═════ SOURCE INFORMATION ═════

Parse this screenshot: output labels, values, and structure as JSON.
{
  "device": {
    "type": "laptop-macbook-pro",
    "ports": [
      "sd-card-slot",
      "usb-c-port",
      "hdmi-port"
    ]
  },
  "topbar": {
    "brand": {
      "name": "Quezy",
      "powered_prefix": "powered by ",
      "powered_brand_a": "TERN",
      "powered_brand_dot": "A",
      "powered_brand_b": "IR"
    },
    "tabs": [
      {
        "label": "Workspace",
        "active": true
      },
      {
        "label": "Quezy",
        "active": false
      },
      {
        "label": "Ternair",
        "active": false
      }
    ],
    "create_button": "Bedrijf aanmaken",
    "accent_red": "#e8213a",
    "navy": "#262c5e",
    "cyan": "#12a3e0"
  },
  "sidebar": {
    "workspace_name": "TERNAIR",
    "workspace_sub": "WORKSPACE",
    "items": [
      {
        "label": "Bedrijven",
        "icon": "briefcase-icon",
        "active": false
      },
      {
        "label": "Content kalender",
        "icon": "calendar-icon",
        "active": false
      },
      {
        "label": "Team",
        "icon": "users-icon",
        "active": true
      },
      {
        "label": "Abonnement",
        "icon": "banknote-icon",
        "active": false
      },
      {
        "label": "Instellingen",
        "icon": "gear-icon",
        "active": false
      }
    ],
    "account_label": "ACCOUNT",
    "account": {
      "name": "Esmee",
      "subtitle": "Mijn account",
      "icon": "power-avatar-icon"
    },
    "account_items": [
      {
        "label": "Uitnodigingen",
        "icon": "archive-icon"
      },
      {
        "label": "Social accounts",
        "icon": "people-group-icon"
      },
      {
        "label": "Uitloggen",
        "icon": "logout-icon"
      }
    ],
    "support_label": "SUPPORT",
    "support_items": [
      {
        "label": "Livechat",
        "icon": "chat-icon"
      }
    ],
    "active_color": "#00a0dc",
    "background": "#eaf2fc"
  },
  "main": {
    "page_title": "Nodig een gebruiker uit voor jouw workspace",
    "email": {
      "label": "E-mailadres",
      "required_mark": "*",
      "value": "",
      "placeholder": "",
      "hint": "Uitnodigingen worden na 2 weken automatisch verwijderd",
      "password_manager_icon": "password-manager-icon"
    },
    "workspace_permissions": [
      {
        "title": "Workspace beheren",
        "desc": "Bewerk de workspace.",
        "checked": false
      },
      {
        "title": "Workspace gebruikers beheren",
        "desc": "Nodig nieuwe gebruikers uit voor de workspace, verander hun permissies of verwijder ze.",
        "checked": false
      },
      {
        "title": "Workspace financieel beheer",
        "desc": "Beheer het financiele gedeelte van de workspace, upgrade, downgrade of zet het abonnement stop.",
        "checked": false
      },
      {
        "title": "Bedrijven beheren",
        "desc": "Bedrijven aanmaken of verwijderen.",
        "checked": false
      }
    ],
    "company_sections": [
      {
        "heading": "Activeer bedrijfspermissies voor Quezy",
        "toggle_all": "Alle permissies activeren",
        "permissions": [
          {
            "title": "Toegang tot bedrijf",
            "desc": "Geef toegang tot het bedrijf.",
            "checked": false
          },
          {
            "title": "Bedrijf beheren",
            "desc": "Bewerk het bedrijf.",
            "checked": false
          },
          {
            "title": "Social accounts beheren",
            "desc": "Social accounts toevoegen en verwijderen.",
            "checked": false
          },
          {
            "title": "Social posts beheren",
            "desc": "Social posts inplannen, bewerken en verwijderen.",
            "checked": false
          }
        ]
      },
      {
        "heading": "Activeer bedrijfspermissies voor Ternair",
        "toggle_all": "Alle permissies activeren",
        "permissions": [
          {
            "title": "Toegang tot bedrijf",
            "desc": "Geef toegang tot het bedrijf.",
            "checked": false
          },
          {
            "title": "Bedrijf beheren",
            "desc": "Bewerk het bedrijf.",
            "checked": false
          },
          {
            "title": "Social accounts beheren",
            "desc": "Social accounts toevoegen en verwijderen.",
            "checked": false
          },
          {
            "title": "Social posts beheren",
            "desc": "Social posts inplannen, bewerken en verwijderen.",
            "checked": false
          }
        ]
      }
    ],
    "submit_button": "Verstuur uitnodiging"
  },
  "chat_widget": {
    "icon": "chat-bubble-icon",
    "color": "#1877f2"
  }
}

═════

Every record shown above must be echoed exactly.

Parse this screenshot: output labels, values, and structure as JSON.
{
  "device": {
    "type": "laptop-macbook-pro",
    "ports": [
      "sd-card-slot",
      "usb-c-port",
      "hdmi-port"
    ]
  },
  "topbar": {
    "brand": {
      "name": "Quezy",
      "powered_prefix": "powered by ",
      "powered_brand_a": "TERN",
      "powered_brand_dot": "A",
      "powered_brand_b": "IR"
    },
    "tabs": [
      {
        "label": "Workspace",
        "active": true
      },
      {
        "label": "Quezy",
        "active": false
      },
      {
        "label": "Ternair",
        "active": false
      }
    ],
    "create_button": "Bedrijf aanmaken",
    "accent_red": "#e8213a",
    "navy": "#262c5e",
    "cyan": "#12a3e0"
  },
  "sidebar": {
    "workspace_name": "TERNAIR",
    "workspace_sub": "WORKSPACE",
    "items": [
      {
        "label": "Bedrijven",
        "icon": "briefcase-icon",
        "active": false
      },
      {
        "label": "Content kalender",
        "icon": "calendar-icon",
        "active": false
      },
      {
        "label": "Team",
        "icon": "users-icon",
        "active": true
      },
      {
        "label": "Abonnement",
        "icon": "banknote-icon",
        "active": false
      },
      {
        "label": "Instellingen",
        "icon": "gear-icon",
        "active": false
      }
    ],
    "account_label": "ACCOUNT",
    "account": {
      "name": "Esmee",
      "subtitle": "Mijn account",
      "icon": "power-avatar-icon"
    },
    "account_items": [
      {
        "label": "Uitnodigingen",
        "icon": "archive-icon"
      },
      {
        "label": "Social accounts",
        "icon": "people-group-icon"
      },
      {
        "label": "Uitloggen",
        "icon": "logout-icon"
      }
    ],
    "support_label": "SUPPORT",
    "support_items": [
      {
        "label": "Livechat",
        "icon": "chat-icon"
      }
    ],
    "active_color": "#00a0dc",
    "background": "#eaf2fc"
  },
  "main": {
    "page_title": "Nodig een gebruiker uit voor jouw workspace",
    "email": {
      "label": "E-mailadres",
      "required_mark": "*",
      "value": "",
      "placeholder": "",
      "hint": "Uitnodigingen worden na 2 weken automatisch verwijderd",
      "password_manager_icon": "password-manager-icon"
    },
    "workspace_permissions": [
      {
        "title": "Workspace beheren",
        "desc": "Bewerk de workspace.",
        "checked": false
      },
      {
        "title": "Workspace gebruikers beheren",
        "desc": "Nodig nieuwe gebruikers uit voor de workspace, verander hun permissies of verwijder ze.",
        "checked": false
      },
      {
        "title": "Workspace financieel beheer",
        "desc": "Beheer het financiele gedeelte van de workspace, upgrade, downgrade of zet het abonnement stop.",
        "checked": false
      },
      {
        "title": "Bedrijven beheren",
        "desc": "Bedrijven aanmaken of verwijderen.",
        "checked": false
      }
    ],
    "company_sections": [
      {
        "heading": "Activeer bedrijfspermissies voor Quezy",
        "toggle_all": "Alle permissies activeren",
        "permissions": [
          {
            "title": "Toegang tot bedrijf",
            "desc": "Geef toegang tot het bedrijf.",
            "checked": false
          },
          {
            "title": "Bedrijf beheren",
            "desc": "Bewerk het bedrijf.",
            "checked": false
          },
          {
            "title": "Social accounts beheren",
            "desc": "Social accounts toevoegen en verwijderen.",
            "checked": false
          },
          {
            "title": "Social posts beheren",
            "desc": "Social posts inplannen, bewerken en verwijderen.",
            "checked": false
          }
        ]
      },
      {
        "heading": "Activeer bedrijfspermissies voor Ternair",
        "toggle_all": "Alle permissies activeren",
        "permissions": [
          {
            "title": "Toegang tot bedrijf",
            "desc": "Geef toegang tot het bedrijf.",
            "checked": false
          },
          {
            "title": "Bedrijf beheren",
            "desc": "Bewerk het bedrijf.",
            "checked": false
          },
          {
            "title": "Social accounts beheren",
            "desc": "Social accounts toevoegen en verwijderen.",
            "checked": false
          },
          {
            "title": "Social posts beheren",
            "desc": "Social posts inplannen, bewerken en verwijderen.",
            "checked": false
          }
        ]
      }
    ],
    "submit_button": "Verstuur uitnodiging"
  },
  "chat_widget": {
    "icon": "chat-bubble-icon",
    "color": "#1877f2"
  }
}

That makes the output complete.